[Records from a collection]
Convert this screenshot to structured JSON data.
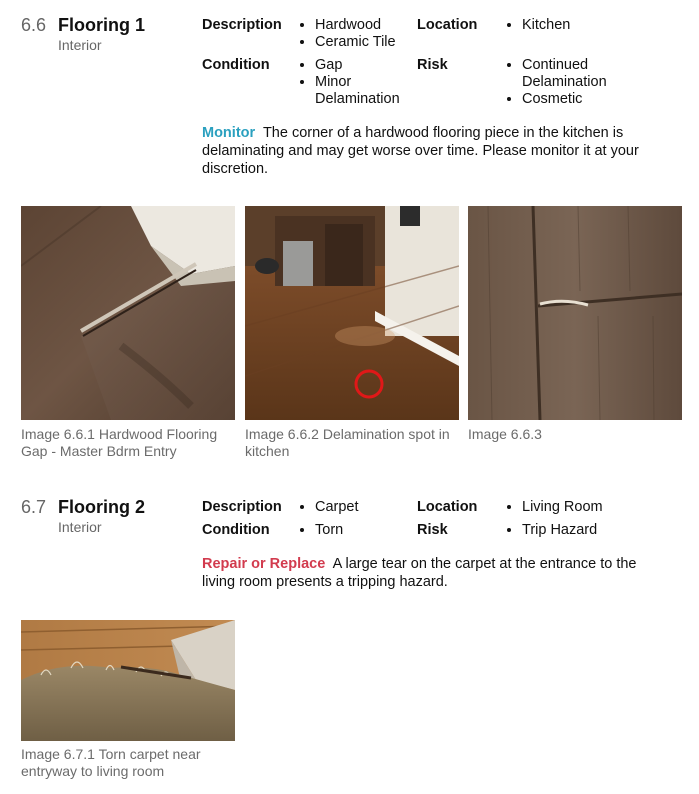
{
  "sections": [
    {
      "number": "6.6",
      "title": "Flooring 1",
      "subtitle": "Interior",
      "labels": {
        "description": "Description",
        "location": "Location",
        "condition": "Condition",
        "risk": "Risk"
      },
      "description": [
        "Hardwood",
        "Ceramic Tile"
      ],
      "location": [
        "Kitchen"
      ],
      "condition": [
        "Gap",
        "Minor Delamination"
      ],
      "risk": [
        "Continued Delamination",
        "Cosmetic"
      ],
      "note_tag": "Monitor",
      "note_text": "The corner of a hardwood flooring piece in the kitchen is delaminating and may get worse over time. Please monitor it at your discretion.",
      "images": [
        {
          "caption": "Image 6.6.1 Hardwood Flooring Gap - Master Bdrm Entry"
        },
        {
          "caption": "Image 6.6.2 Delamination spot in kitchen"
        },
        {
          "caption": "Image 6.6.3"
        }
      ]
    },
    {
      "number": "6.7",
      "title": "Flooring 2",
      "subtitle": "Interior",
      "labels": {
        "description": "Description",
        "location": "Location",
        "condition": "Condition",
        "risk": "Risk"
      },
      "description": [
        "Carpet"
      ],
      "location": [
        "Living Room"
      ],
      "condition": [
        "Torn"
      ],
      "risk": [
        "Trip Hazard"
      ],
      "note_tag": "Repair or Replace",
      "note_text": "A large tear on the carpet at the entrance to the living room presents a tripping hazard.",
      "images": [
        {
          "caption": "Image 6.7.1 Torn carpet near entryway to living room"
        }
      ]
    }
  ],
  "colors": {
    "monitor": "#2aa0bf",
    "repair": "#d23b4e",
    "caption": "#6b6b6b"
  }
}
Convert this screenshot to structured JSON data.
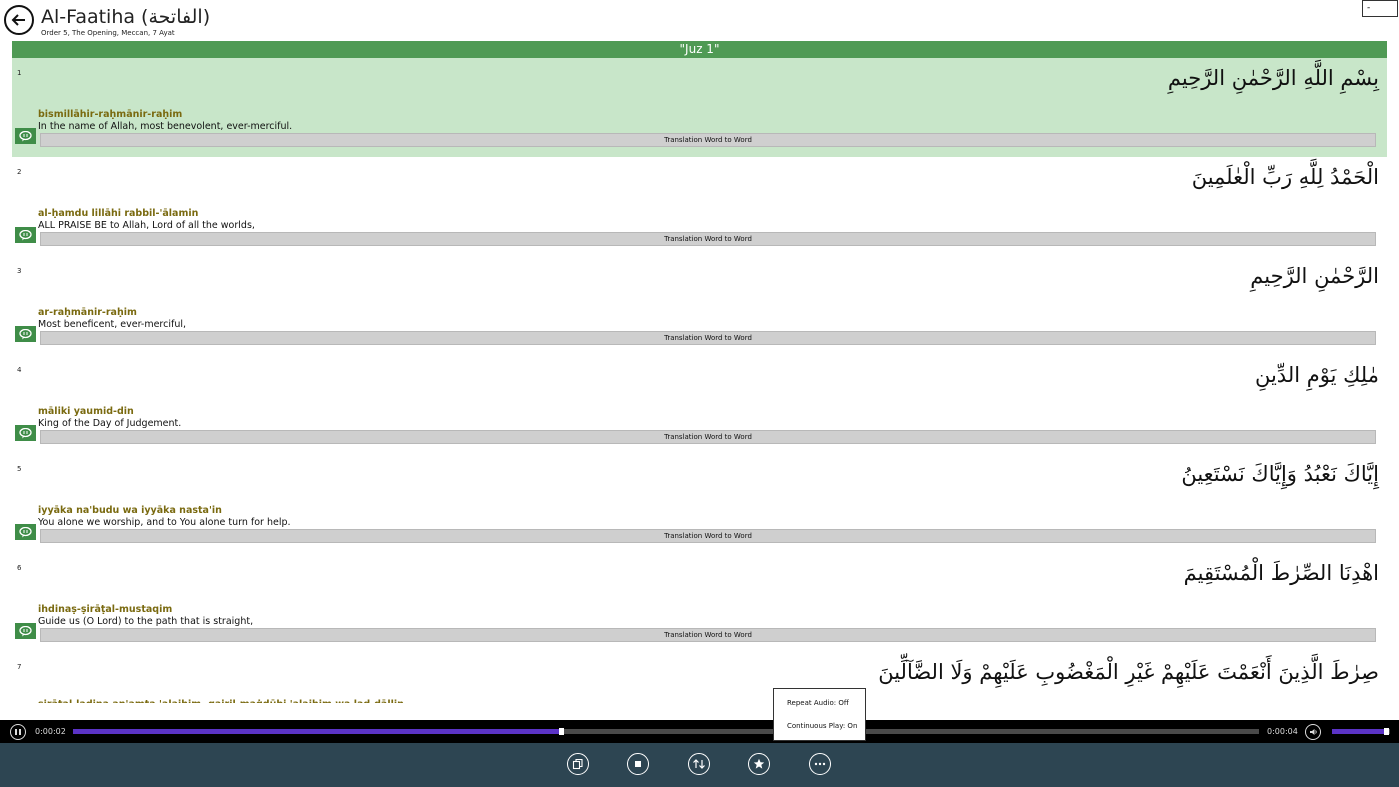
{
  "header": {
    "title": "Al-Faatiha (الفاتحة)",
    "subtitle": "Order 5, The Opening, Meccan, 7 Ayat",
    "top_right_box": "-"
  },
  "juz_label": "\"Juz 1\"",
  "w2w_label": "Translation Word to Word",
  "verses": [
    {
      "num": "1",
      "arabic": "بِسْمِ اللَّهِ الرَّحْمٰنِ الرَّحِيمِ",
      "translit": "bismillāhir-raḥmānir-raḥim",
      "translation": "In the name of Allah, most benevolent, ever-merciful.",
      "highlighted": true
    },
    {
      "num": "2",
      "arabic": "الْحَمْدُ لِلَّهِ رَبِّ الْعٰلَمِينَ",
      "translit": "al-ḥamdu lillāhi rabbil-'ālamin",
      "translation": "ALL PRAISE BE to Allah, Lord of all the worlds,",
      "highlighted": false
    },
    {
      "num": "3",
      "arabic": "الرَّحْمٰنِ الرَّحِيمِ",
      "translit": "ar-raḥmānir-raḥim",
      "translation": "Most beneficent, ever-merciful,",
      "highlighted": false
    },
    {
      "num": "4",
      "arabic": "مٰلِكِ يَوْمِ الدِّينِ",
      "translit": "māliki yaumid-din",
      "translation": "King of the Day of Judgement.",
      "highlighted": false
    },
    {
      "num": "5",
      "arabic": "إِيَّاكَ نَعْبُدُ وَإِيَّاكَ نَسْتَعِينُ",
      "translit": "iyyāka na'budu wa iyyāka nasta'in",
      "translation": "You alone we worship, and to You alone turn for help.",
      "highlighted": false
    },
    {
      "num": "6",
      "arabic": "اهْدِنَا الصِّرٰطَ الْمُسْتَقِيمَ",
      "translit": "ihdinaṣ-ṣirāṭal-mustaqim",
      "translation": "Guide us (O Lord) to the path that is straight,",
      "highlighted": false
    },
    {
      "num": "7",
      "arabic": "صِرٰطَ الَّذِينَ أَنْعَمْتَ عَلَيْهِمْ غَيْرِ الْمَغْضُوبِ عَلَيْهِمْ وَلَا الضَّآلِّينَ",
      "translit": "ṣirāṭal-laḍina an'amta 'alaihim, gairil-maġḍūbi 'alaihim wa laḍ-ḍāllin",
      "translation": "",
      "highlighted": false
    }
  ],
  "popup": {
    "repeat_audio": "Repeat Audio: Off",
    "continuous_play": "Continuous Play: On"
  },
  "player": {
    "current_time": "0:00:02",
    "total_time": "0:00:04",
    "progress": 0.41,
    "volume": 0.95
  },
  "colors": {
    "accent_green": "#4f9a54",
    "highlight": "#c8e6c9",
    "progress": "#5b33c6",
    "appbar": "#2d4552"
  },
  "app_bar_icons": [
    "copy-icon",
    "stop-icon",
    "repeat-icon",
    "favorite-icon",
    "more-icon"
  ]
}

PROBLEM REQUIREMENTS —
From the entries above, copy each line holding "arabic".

OUTPUT OF THE EXERCISE —
      "arabic": "بِسْمِ اللَّهِ الرَّحْمٰنِ الرَّحِيمِ",
      "arabic": "الْحَمْدُ لِلَّهِ رَبِّ الْعٰلَمِينَ",
      "arabic": "الرَّحْمٰنِ الرَّحِيمِ",
      "arabic": "مٰلِكِ يَوْمِ الدِّينِ",
      "arabic": "إِيَّاكَ نَعْبُدُ وَإِيَّاكَ نَسْتَعِينُ",
      "arabic": "اهْدِنَا الصِّرٰطَ الْمُسْتَقِيمَ",
      "arabic": "صِرٰطَ الَّذِينَ أَنْعَمْتَ عَلَيْهِمْ غَيْرِ الْمَغْضُوبِ عَلَيْهِمْ وَلَا الضَّآلِّينَ",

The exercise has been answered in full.